*** Data for processing Section Begins ***

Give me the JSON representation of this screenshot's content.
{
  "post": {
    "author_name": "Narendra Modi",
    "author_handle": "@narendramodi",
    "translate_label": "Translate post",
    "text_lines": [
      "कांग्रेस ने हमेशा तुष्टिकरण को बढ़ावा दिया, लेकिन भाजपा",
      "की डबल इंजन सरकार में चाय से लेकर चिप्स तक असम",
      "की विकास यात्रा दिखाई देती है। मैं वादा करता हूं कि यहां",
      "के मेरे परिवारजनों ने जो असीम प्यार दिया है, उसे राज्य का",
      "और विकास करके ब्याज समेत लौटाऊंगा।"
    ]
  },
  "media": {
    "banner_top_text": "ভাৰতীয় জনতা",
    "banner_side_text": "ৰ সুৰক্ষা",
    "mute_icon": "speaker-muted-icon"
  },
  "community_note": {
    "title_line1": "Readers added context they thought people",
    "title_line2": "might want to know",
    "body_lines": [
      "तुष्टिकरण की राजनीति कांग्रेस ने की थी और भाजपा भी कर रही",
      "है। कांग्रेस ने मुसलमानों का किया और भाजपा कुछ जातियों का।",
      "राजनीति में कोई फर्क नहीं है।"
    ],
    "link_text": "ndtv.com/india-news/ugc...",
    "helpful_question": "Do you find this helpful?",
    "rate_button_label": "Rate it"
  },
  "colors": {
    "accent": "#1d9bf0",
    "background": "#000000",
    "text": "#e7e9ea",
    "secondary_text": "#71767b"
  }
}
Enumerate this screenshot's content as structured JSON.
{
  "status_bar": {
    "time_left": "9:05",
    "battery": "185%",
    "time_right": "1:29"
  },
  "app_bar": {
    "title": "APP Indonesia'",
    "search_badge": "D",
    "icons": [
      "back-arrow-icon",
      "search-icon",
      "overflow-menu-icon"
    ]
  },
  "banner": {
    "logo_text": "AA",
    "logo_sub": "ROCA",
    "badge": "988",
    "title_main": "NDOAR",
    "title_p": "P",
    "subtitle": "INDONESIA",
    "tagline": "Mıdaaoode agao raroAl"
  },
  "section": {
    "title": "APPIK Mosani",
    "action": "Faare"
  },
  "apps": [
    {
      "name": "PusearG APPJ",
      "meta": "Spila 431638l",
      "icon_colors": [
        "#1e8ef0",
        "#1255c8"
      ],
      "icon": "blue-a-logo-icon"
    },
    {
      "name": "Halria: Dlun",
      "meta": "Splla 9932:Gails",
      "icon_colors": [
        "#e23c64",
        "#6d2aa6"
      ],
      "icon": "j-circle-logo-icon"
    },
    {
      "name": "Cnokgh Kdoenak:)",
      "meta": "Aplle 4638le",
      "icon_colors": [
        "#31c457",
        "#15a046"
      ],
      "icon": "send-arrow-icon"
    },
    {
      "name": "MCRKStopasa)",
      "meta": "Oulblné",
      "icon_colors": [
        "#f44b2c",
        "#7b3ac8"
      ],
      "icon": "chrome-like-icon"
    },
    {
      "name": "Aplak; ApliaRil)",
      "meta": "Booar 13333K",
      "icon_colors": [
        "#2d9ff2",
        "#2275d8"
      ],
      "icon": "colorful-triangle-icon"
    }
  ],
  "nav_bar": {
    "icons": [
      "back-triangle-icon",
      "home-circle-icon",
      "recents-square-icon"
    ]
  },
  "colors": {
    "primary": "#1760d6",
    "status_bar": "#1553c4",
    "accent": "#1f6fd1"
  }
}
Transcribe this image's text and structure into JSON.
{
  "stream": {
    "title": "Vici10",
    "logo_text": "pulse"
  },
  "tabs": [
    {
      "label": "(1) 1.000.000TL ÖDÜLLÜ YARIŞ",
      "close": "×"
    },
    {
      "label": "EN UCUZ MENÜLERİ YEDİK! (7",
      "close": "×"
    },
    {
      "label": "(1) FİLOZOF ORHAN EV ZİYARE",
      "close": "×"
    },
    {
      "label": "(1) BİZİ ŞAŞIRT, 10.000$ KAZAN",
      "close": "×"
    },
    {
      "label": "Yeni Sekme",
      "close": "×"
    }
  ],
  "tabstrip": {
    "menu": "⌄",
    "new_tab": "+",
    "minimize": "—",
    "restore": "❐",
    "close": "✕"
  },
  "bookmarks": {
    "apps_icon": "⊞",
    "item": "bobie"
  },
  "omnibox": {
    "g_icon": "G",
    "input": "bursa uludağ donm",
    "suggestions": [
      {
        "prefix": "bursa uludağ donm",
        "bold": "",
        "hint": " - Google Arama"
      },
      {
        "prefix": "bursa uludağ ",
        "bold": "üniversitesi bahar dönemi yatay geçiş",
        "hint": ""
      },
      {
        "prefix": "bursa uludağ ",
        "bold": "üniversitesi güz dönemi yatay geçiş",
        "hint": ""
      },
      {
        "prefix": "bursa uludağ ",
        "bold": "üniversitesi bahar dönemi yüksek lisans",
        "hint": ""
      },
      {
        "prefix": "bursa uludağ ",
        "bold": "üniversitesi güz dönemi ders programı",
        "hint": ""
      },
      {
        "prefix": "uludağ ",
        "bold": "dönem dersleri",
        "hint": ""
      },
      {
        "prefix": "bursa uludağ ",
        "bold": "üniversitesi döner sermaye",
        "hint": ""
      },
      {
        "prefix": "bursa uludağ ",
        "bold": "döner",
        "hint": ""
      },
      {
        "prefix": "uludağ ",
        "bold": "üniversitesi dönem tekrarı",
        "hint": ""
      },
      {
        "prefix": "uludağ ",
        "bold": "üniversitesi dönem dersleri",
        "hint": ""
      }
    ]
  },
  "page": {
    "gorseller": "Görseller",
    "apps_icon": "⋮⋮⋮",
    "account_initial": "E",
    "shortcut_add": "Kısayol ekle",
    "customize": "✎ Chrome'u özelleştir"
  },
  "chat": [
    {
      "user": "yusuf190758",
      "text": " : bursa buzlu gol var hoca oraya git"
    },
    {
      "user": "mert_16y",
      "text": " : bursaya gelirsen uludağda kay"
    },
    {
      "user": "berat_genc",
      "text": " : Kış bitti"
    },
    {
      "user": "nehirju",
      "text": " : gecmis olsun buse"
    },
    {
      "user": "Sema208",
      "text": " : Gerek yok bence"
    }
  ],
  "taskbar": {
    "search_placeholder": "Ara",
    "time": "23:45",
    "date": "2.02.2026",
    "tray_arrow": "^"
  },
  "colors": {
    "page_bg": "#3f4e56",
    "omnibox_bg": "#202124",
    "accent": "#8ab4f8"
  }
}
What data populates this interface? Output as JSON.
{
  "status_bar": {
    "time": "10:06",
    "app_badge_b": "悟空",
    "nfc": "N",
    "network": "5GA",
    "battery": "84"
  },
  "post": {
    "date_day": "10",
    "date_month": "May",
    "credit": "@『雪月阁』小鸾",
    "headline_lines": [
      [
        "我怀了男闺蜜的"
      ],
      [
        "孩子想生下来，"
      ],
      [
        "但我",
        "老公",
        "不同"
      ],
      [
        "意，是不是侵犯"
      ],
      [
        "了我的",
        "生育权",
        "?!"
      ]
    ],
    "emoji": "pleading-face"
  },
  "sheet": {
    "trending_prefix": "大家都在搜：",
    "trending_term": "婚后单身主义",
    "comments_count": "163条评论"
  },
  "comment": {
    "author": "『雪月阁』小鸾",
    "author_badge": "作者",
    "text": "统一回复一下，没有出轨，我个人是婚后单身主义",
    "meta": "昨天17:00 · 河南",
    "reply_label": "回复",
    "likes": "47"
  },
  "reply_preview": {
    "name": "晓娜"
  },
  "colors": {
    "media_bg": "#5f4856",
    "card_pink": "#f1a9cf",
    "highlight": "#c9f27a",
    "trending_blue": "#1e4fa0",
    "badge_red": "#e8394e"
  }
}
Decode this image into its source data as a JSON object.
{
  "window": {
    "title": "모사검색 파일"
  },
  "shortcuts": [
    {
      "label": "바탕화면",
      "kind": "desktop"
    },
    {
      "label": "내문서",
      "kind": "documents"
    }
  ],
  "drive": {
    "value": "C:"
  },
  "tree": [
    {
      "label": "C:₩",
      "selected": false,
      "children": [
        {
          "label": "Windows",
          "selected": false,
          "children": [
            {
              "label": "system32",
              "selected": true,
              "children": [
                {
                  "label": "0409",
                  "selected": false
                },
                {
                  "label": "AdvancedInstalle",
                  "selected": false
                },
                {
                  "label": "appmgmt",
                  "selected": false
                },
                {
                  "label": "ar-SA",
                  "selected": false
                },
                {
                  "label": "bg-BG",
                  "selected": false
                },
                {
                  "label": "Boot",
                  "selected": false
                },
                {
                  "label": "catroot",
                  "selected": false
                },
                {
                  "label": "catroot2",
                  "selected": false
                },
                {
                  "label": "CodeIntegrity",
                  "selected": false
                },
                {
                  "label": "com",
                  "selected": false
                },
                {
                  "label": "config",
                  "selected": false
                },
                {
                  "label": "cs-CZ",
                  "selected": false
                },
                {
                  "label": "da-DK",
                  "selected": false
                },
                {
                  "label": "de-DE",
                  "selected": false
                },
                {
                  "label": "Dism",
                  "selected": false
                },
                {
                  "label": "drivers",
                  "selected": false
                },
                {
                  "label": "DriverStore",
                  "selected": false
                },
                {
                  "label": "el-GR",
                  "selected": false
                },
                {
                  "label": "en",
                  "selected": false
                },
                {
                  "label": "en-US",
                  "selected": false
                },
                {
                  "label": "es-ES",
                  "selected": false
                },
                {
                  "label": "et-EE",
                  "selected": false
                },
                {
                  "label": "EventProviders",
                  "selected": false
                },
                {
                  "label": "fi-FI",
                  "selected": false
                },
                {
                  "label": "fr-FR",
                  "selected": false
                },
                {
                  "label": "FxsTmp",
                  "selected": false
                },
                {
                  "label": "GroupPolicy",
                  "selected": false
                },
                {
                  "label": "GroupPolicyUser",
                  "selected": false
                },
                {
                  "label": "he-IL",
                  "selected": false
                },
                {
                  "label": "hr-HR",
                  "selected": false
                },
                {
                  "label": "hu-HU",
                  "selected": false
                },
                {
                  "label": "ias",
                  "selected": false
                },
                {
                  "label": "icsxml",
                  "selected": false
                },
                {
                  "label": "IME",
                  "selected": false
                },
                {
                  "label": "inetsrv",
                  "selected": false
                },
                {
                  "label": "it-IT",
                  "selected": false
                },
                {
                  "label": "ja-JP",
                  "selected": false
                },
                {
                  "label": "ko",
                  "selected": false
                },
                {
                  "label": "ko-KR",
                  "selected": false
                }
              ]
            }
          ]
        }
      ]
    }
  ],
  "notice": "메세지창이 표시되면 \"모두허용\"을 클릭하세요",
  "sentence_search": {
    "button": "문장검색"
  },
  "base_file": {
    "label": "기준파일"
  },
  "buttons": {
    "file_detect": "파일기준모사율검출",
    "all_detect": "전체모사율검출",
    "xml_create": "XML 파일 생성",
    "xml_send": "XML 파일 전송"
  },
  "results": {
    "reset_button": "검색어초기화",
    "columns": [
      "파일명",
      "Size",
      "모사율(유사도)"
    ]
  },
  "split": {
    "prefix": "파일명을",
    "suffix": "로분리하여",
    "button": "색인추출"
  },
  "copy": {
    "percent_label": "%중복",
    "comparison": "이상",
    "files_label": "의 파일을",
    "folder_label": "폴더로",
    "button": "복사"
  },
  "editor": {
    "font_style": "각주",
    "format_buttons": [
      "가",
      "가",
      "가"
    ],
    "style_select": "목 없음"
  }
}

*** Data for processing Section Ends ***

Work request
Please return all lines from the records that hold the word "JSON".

Response area
Give me the JSON representation of this screenshot's content.
Enumerate this screenshot's content as structured JSON.
Transcribe this image's text and structure into JSON.
What data populates this interface? Output as JSON.
Decode this image into its source data as a JSON object.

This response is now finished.